(Task directions): The records that follow must be repeated exactly as they stand.
*** Data to use Section Begins ***
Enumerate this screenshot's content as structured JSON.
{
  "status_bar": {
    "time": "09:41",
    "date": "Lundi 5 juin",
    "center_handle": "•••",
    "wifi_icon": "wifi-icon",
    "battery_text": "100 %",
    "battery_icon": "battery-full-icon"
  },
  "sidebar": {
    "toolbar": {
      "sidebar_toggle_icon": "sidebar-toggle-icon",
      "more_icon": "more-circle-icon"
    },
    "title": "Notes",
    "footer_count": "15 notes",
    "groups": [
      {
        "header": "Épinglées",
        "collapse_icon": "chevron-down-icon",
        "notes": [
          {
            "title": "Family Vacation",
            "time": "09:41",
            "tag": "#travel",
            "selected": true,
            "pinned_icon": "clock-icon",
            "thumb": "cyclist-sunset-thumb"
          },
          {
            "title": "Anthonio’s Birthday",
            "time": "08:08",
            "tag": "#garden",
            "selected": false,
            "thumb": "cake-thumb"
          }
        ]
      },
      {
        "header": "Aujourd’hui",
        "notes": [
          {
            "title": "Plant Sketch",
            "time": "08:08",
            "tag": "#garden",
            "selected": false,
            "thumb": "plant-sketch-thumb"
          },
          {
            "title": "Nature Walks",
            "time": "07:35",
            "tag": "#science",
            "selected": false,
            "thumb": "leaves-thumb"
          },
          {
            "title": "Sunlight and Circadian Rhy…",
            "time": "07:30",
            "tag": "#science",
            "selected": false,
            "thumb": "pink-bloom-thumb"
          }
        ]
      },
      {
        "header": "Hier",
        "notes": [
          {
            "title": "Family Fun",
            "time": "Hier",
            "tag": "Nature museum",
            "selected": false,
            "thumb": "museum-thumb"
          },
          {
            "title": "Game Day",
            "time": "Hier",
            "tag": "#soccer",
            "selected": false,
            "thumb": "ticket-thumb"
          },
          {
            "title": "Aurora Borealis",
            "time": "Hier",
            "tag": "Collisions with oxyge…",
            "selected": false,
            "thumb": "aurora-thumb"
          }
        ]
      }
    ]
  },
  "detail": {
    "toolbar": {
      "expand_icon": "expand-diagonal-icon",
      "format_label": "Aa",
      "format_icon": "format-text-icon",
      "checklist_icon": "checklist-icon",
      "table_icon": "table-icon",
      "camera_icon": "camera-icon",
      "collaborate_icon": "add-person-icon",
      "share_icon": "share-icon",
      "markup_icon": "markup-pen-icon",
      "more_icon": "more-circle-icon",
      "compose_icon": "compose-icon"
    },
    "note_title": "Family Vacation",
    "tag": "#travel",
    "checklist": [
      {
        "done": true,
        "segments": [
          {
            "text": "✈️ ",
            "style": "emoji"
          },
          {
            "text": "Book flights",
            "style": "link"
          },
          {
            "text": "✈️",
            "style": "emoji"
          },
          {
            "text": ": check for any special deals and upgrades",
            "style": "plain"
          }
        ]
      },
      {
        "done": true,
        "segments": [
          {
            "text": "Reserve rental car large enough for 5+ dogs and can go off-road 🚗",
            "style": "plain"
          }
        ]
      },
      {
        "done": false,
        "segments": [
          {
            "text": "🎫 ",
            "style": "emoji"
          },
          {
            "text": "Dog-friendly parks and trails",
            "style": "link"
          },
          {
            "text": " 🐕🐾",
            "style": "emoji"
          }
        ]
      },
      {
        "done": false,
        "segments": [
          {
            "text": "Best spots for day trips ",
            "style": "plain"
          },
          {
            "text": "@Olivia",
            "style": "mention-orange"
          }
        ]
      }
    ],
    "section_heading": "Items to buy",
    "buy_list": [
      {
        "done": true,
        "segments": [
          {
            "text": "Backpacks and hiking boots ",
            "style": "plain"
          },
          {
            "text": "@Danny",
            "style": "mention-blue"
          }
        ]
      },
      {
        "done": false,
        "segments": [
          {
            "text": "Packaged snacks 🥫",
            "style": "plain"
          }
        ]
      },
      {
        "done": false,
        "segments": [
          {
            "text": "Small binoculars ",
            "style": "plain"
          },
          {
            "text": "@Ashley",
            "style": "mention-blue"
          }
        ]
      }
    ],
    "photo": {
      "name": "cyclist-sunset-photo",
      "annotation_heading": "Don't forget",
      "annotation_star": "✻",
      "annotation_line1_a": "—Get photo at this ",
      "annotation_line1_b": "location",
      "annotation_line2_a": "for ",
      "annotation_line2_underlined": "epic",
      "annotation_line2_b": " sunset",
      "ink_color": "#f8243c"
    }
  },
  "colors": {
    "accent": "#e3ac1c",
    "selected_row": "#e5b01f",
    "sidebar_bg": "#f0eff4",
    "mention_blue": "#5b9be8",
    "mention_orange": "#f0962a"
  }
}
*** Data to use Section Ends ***
(Response to the exercise):
Enumerate this screenshot's content as structured JSON.
{
  "status_bar": {
    "time": "09:41",
    "date": "Lundi 5 juin",
    "center_handle": "•••",
    "wifi_icon": "wifi-icon",
    "battery_text": "100 %",
    "battery_icon": "battery-full-icon"
  },
  "sidebar": {
    "toolbar": {
      "sidebar_toggle_icon": "sidebar-toggle-icon",
      "more_icon": "more-circle-icon"
    },
    "title": "Notes",
    "footer_count": "15 notes",
    "groups": [
      {
        "header": "Épinglées",
        "collapse_icon": "chevron-down-icon",
        "notes": [
          {
            "title": "Family Vacation",
            "time": "09:41",
            "tag": "#travel",
            "selected": true,
            "pinned_icon": "clock-icon",
            "thumb": "cyclist-sunset-thumb"
          },
          {
            "title": "Anthonio’s Birthday",
            "time": "08:08",
            "tag": "#garden",
            "selected": false,
            "thumb": "cake-thumb"
          }
        ]
      },
      {
        "header": "Aujourd’hui",
        "notes": [
          {
            "title": "Plant Sketch",
            "time": "08:08",
            "tag": "#garden",
            "selected": false,
            "thumb": "plant-sketch-thumb"
          },
          {
            "title": "Nature Walks",
            "time": "07:35",
            "tag": "#science",
            "selected": false,
            "thumb": "leaves-thumb"
          },
          {
            "title": "Sunlight and Circadian Rhy…",
            "time": "07:30",
            "tag": "#science",
            "selected": false,
            "thumb": "pink-bloom-thumb"
          }
        ]
      },
      {
        "header": "Hier",
        "notes": [
          {
            "title": "Family Fun",
            "time": "Hier",
            "tag": "Nature museum",
            "selected": false,
            "thumb": "museum-thumb"
          },
          {
            "title": "Game Day",
            "time": "Hier",
            "tag": "#soccer",
            "selected": false,
            "thumb": "ticket-thumb"
          },
          {
            "title": "Aurora Borealis",
            "time": "Hier",
            "tag": "Collisions with oxyge…",
            "selected": false,
            "thumb": "aurora-thumb"
          }
        ]
      }
    ]
  },
  "detail": {
    "toolbar": {
      "expand_icon": "expand-diagonal-icon",
      "format_label": "Aa",
      "format_icon": "format-text-icon",
      "checklist_icon": "checklist-icon",
      "table_icon": "table-icon",
      "camera_icon": "camera-icon",
      "collaborate_icon": "add-person-icon",
      "share_icon": "share-icon",
      "markup_icon": "markup-pen-icon",
      "more_icon": "more-circle-icon",
      "compose_icon": "compose-icon"
    },
    "note_title": "Family Vacation",
    "tag": "#travel",
    "checklist": [
      {
        "done": true,
        "segments": [
          {
            "text": "✈️ ",
            "style": "emoji"
          },
          {
            "text": "Book flights",
            "style": "link"
          },
          {
            "text": "✈️",
            "style": "emoji"
          },
          {
            "text": ": check for any special deals and upgrades",
            "style": "plain"
          }
        ]
      },
      {
        "done": true,
        "segments": [
          {
            "text": "Reserve rental car large enough for 5+ dogs and can go off-road 🚗",
            "style": "plain"
          }
        ]
      },
      {
        "done": false,
        "segments": [
          {
            "text": "🎫 ",
            "style": "emoji"
          },
          {
            "text": "Dog-friendly parks and trails",
            "style": "link"
          },
          {
            "text": " 🐕🐾",
            "style": "emoji"
          }
        ]
      },
      {
        "done": false,
        "segments": [
          {
            "text": "Best spots for day trips ",
            "style": "plain"
          },
          {
            "text": "@Olivia",
            "style": "mention-orange"
          }
        ]
      }
    ],
    "section_heading": "Items to buy",
    "buy_list": [
      {
        "done": true,
        "segments": [
          {
            "text": "Backpacks and hiking boots ",
            "style": "plain"
          },
          {
            "text": "@Danny",
            "style": "mention-blue"
          }
        ]
      },
      {
        "done": false,
        "segments": [
          {
            "text": "Packaged snacks 🥫",
            "style": "plain"
          }
        ]
      },
      {
        "done": false,
        "segments": [
          {
            "text": "Small binoculars ",
            "style": "plain"
          },
          {
            "text": "@Ashley",
            "style": "mention-blue"
          }
        ]
      }
    ],
    "photo": {
      "name": "cyclist-sunset-photo",
      "annotation_heading": "Don't forget",
      "annotation_star": "✻",
      "annotation_line1_a": "—Get photo at this ",
      "annotation_line1_b": "location",
      "annotation_line2_a": "for ",
      "annotation_line2_underlined": "epic",
      "annotation_line2_b": " sunset",
      "ink_color": "#f8243c"
    }
  },
  "colors": {
    "accent": "#e3ac1c",
    "selected_row": "#e5b01f",
    "sidebar_bg": "#f0eff4",
    "mention_blue": "#5b9be8",
    "mention_orange": "#f0962a"
  }
}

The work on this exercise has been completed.